20 violations of workplace standards
Proposed penalties total $83,414
DENVER — The U.S. Department of Labor's Occupational Safety and Health Administration has cited JBS USA LLC in Greeley with 11 serious, one repeat and eight other-than-serious safety and health violations with proposed penalties totaling $83,414. OSHA began an inspection in December 2012 under its Site Specific Targeting Program that directs enforcement resources to high-hazard workplaces, where high injury and illness rates occur.
The serious violations associated with the safety portion of the inspection pertained to workers being exposed to potential fall hazards from elevated work areas, possible amputations due to the lack of proper machine guarding, not properly locking out equipment energy sources prior to performing maintenance work and failing to use safe work practices for electrical elements. The serious violations associated with the health portion of the inspection focused on workers' high exposure to occupational noise, resulting in possible hearing loss, and the lack of training on the safe use of chemicals. A serious violation occurs when there is substantial probability that death or serious physical harm could result from exposure to a hazard about which the employer knew or should have known.

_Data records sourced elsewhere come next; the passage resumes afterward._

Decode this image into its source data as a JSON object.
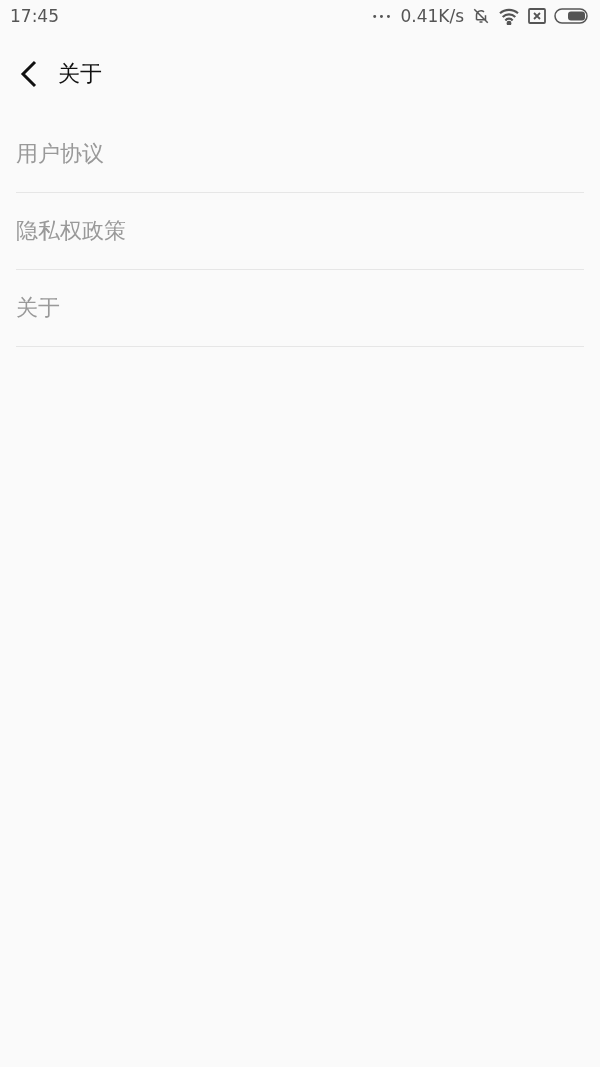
{
  "status_bar": {
    "time": "17:45",
    "dots": "•••",
    "net_speed": "0.41K/s"
  },
  "header": {
    "title": "关于"
  },
  "menu": {
    "items": [
      {
        "label": "用户协议"
      },
      {
        "label": "隐私权政策"
      },
      {
        "label": "关于"
      }
    ]
  }
}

The repeat violation was cited for failing to properly guard machinery exposing workers to ingoing nip points and rotating parts. A repeat citation is issued when an employer has been previously cited for the same or a similar violation of a standard, regulation, or rule at any other facility in federal enforcement states within the last five years. Similar violations were cited at this same work site in 2009.
The other-than-serious violations include an exposed electrical box, an unsafe ladder, defective emergency egress signs, improper use of electrical cords, lack of electrical personal protective equipment and worker exposure to high concentrations of carbon dioxide. An other-than-serious violation is one that has a direct relationship to job safety and health, but probably would not cause death or serious physical harm.

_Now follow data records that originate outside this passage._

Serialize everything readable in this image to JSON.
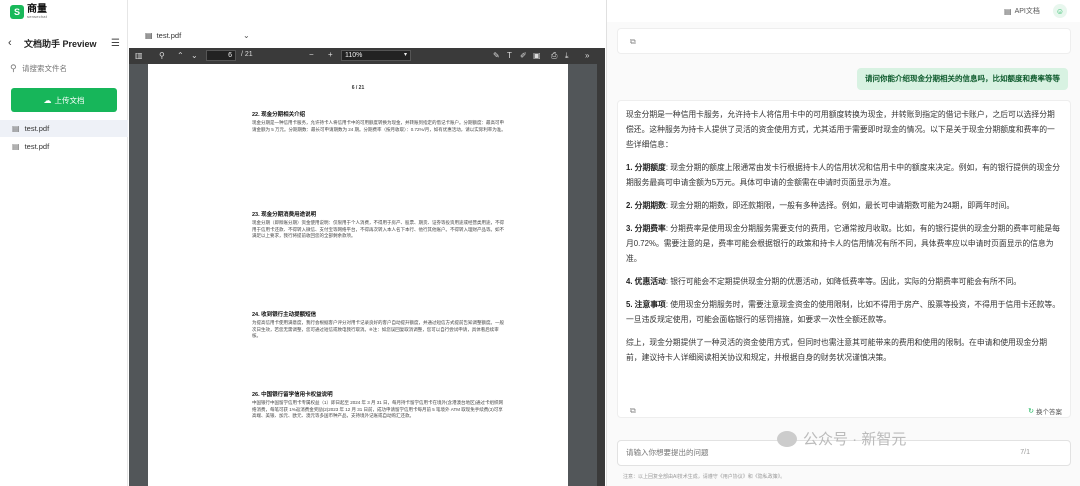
{
  "app": {
    "logo_text": "商量",
    "logo_sub": "sensechat",
    "logo_mark": "S"
  },
  "sidebar": {
    "back_icon": "chevron-left-icon",
    "title": "文档助手 Preview",
    "menu_icon": "menu-collapse-icon",
    "search_placeholder": "请搜索文件名",
    "upload_label": "上传文档",
    "files": [
      {
        "name": "test.pdf",
        "active": true
      },
      {
        "name": "test.pdf",
        "active": false
      }
    ]
  },
  "pdf": {
    "tab_name": "test.pdf",
    "current_page": "6",
    "total_pages": "/ 21",
    "zoom": "110%",
    "page_header": "6 / 21",
    "sections": [
      {
        "title": "22. 现金分期相关介绍",
        "body": "现金分期是一种信用卡服务，允许持卡人将信用卡中的可用额度转换为现金，并转账到指定的借记卡账户。分期额度：最高可申请金额为 5 万元。分期期数：最长可申请期数为 24 期。分期费率（按月收取）：0.72%/月，如有优惠活动，请以实际利率为准。"
      },
      {
        "title": "23. 现金分期消费用途说明",
        "body": "现金分期（即赊账分期）资金使用说明：仅限用于个人消费，不得用于房产、股票、期货、证券等投资用途或经营类用途，不得用于信用卡还款、不得转入微信、支付宝等网络平台，不得再次转入本人名下本行、他行其他账户。不得转入理财产品等。如不满足以上要求，我行将提前收回您的全部剩余款项。"
      },
      {
        "title": "24. 收到银行主动提额短信",
        "body": "为提高信用卡使用满意度，我行会根据客户评分对用卡记录良好的客户自动提升额度，并通过短信方式提前告知调整额度。一般次日生效，若您无需调整，您可通过短信或致电我行取消。※注：如您误回复取消调整，您可以自行尝试申请，具体看后续审核。"
      },
      {
        "title": "26. 中国银行留学信用卡权益说明",
        "body": "中国银行中国留学信用卡专属权益（1）即日起至 2024 年 3 月 31 日，每月持卡留学信用卡在境外(含港澳台地区)通过卡组织网络消费，每笔可获 1%返消费金奖励(2)2023 年 12 月 31 日前，成功申请留学信用卡每月前 5 笔境外 ATM 取现免手续费(3)可享高端、美银、加元、欧元、澳元等多国币种产品，支持境外记账或自动购汇还款。"
      }
    ]
  },
  "chat": {
    "api_doc_label": "API文档",
    "user_question": "请问你能介绍现金分期相关的信息吗，比如额度和费率等等",
    "answer_intro": "现金分期是一种信用卡服务，允许持卡人将信用卡中的可用额度转换为现金，并转账到指定的借记卡账户，之后可以选择分期偿还。这种服务为持卡人提供了灵活的资金使用方式，尤其适用于需要即时现金的情况。以下是关于现金分期额度和费率的一些详细信息：",
    "points": [
      {
        "label": "1. 分期额度",
        "text": ": 现金分期的额度上限通常由发卡行根据持卡人的信用状况和信用卡中的额度来决定。例如，有的银行提供的现金分期服务最高可申请金额为5万元。具体可申请的金额需在申请时页面显示为准。"
      },
      {
        "label": "2. 分期期数",
        "text": ": 现金分期的期数，即还款期限，一般有多种选择。例如，最长可申请期数可能为24期，即两年时间。"
      },
      {
        "label": "3. 分期费率",
        "text": ": 分期费率是使用现金分期服务需要支付的费用，它通常按月收取。比如，有的银行提供的现金分期的费率可能是每月0.72%。需要注意的是，费率可能会根据银行的政策和持卡人的信用情况有所不同，具体费率应以申请时页面显示的信息为准。"
      },
      {
        "label": "4. 优惠活动",
        "text": ": 银行可能会不定期提供现金分期的优惠活动，如降低费率等。因此，实际的分期费率可能会有所不同。"
      },
      {
        "label": "5. 注意事项",
        "text": ": 使用现金分期服务时，需要注意现金资金的使用限制，比如不得用于房产、股票等投资，不得用于信用卡还款等。一旦违反规定使用，可能会面临银行的惩罚措施，如要求一次性全额还款等。"
      }
    ],
    "answer_outro": "综上，现金分期提供了一种灵活的资金使用方式，但同时也需注意其可能带来的费用和使用的限制。在申请和使用现金分期前，建议持卡人详细阅读相关协议和规定，并根据自身的财务状况谨慎决策。",
    "regen_label": "换个答案",
    "input_placeholder": "请输入你想要提出的问题",
    "input_count": "7/1",
    "watermark": "公众号 · 新智元",
    "disclaimer": "注意：以上回复全部由AI技术生成，请遵守《用户协议》和《隐私政策》。"
  }
}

"Abating OSHA violations is a sign that an employer wants to keep its workers safe, but in this case, the employer allowed these hazards to reoccur and continued to expose workers to possible amputation hazards, among others," said Herb Gibson, OSHA's area director in Denver. "Employers must take the steps necessary to eliminate hazards from the workplace."
The company has 15 business days from receipt of the citations and proposed penalties to comply, request an informal conference with OSHA's Denver area director or contest the findings before the independent Occupational Safety and Health Review Commission.
To ask questions, obtain compliance assistance, file a complaint, or report workplace hospitalizations, fatalities or situations posing imminent danger to workers, the public should call OSHA's toll-free hotline at 800-321-OSHA (6742) or the agency's area office in Denver at 303-844-5285.
Under the Occupational Safety and Health Act of 1970, employers are responsible for providing safe and healthful workplaces for their employees. OSHA's role is to ensure these conditions for America's working men and women by setting and enforcing standards, and providing training, education and assistance. For more information, visit http://www.osha.gov.
U.S. Department of Labor news materials are accessible at http://www.dol.gov. The information above is available in large print, Braille, audio tape or disc from the COAST office upon request by calling 202-693-7828 or TTY 202-693-7755.